Keep the wording of the records intact as you retype them, and omit every image.

══ Given records ══

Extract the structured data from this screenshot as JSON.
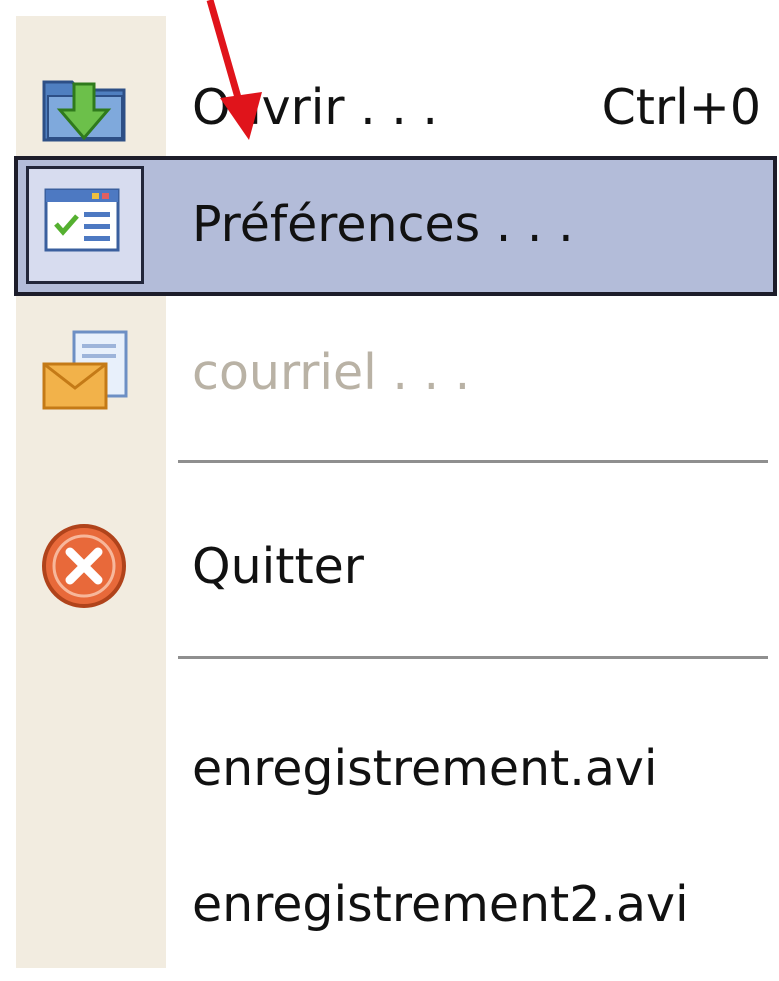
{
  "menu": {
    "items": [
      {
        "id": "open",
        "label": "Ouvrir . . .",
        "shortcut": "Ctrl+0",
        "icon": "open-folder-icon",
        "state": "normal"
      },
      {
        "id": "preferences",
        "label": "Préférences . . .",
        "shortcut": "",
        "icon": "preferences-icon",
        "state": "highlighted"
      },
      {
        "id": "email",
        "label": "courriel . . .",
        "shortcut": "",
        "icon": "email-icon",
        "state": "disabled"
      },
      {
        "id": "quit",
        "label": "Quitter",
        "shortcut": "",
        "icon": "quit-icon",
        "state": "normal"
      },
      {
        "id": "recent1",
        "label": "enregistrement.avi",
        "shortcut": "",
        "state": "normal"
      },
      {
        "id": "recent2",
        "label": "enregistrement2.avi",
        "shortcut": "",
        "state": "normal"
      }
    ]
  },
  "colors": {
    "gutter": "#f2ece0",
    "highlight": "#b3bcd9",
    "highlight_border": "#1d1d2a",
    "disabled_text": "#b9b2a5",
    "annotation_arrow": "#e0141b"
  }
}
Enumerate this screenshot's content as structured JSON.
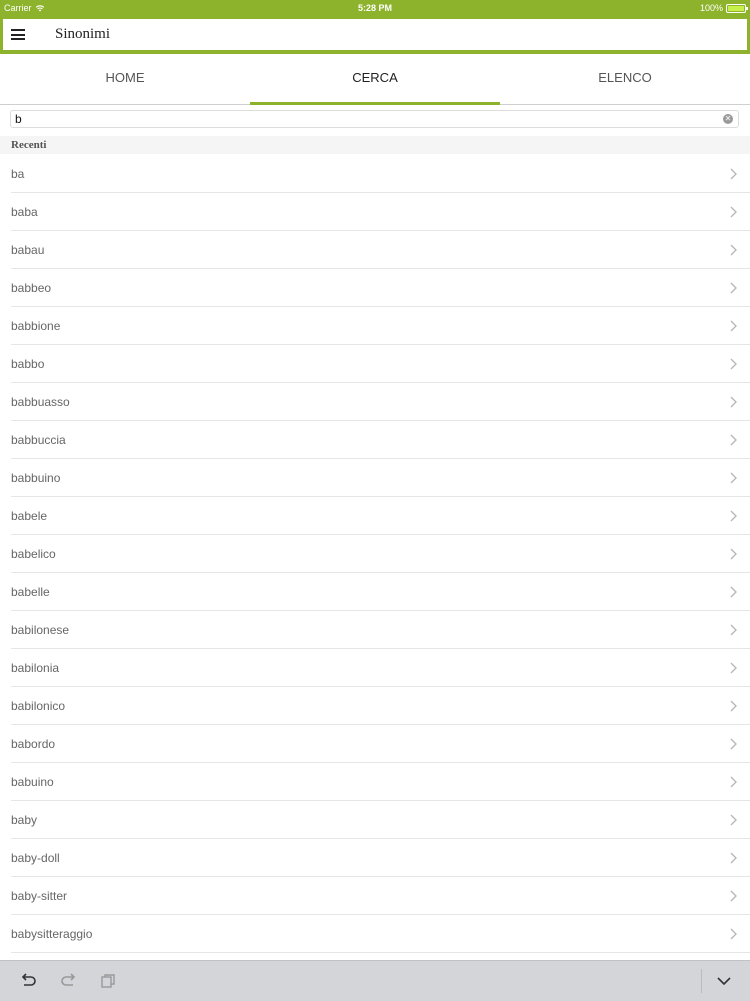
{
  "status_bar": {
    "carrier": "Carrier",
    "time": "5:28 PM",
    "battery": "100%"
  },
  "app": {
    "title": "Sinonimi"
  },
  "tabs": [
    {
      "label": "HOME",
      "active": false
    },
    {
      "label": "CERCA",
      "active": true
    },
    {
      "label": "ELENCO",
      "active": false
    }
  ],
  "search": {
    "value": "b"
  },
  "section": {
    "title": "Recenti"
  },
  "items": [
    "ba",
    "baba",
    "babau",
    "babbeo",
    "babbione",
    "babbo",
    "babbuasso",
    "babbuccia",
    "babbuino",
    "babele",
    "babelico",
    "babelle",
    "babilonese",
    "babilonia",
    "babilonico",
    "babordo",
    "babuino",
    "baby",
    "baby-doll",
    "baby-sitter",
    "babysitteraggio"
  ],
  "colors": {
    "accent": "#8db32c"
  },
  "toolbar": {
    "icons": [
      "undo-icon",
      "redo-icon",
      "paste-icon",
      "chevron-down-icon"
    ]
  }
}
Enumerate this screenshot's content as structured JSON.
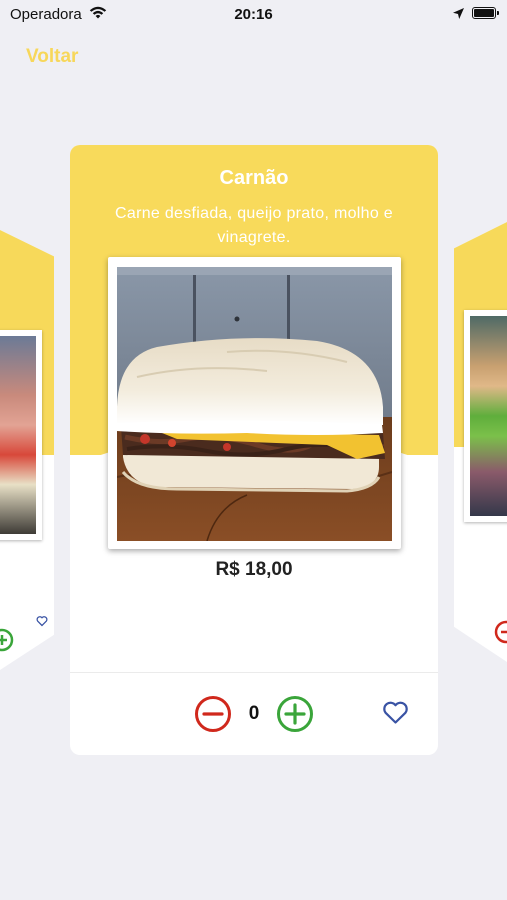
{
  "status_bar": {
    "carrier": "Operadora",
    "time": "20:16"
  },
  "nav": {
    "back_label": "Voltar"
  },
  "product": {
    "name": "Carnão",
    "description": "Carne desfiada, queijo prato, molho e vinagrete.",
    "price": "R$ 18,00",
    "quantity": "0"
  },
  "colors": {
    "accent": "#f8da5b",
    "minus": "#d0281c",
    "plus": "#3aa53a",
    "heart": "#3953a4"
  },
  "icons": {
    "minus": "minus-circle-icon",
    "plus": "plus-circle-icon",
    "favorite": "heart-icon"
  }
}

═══

Final answer
Extract the structured data from this screenshot as JSON.
{
  "menu": {
    "items": [
      {
        "id": "open",
        "label": "Ouvrir . . .",
        "shortcut": "Ctrl+0",
        "icon": "open-folder-icon",
        "state": "normal"
      },
      {
        "id": "preferences",
        "label": "Préférences . . .",
        "shortcut": "",
        "icon": "preferences-icon",
        "state": "highlighted"
      },
      {
        "id": "email",
        "label": "courriel . . .",
        "shortcut": "",
        "icon": "email-icon",
        "state": "disabled"
      },
      {
        "id": "quit",
        "label": "Quitter",
        "shortcut": "",
        "icon": "quit-icon",
        "state": "normal"
      },
      {
        "id": "recent1",
        "label": "enregistrement.avi",
        "shortcut": "",
        "state": "normal"
      },
      {
        "id": "recent2",
        "label": "enregistrement2.avi",
        "shortcut": "",
        "state": "normal"
      }
    ]
  },
  "colors": {
    "gutter": "#f2ece0",
    "highlight": "#b3bcd9",
    "highlight_border": "#1d1d2a",
    "disabled_text": "#b9b2a5",
    "annotation_arrow": "#e0141b"
  }
}
Enumerate this screenshot's content as structured JSON.
{
  "status_bar": {
    "carrier": "Carrier",
    "time": "5:28 PM",
    "battery": "100%"
  },
  "app": {
    "title": "Sinonimi"
  },
  "tabs": [
    {
      "label": "HOME",
      "active": false
    },
    {
      "label": "CERCA",
      "active": true
    },
    {
      "label": "ELENCO",
      "active": false
    }
  ],
  "search": {
    "value": "b"
  },
  "section": {
    "title": "Recenti"
  },
  "items": [
    "ba",
    "baba",
    "babau",
    "babbeo",
    "babbione",
    "babbo",
    "babbuasso",
    "babbuccia",
    "babbuino",
    "babele",
    "babelico",
    "babelle",
    "babilonese",
    "babilonia",
    "babilonico",
    "babordo",
    "babuino",
    "baby",
    "baby-doll",
    "baby-sitter",
    "babysitteraggio"
  ],
  "colors": {
    "accent": "#8db32c"
  },
  "toolbar": {
    "icons": [
      "undo-icon",
      "redo-icon",
      "paste-icon",
      "chevron-down-icon"
    ]
  }
}
Enumerate this screenshot's content as structured JSON.
{
  "status_bar": {
    "carrier": "Operadora",
    "time": "20:16"
  },
  "nav": {
    "back_label": "Voltar"
  },
  "product": {
    "name": "Carnão",
    "description": "Carne desfiada, queijo prato, molho e vinagrete.",
    "price": "R$ 18,00",
    "quantity": "0"
  },
  "colors": {
    "accent": "#f8da5b",
    "minus": "#d0281c",
    "plus": "#3aa53a",
    "heart": "#3953a4"
  },
  "icons": {
    "minus": "minus-circle-icon",
    "plus": "plus-circle-icon",
    "favorite": "heart-icon"
  }
}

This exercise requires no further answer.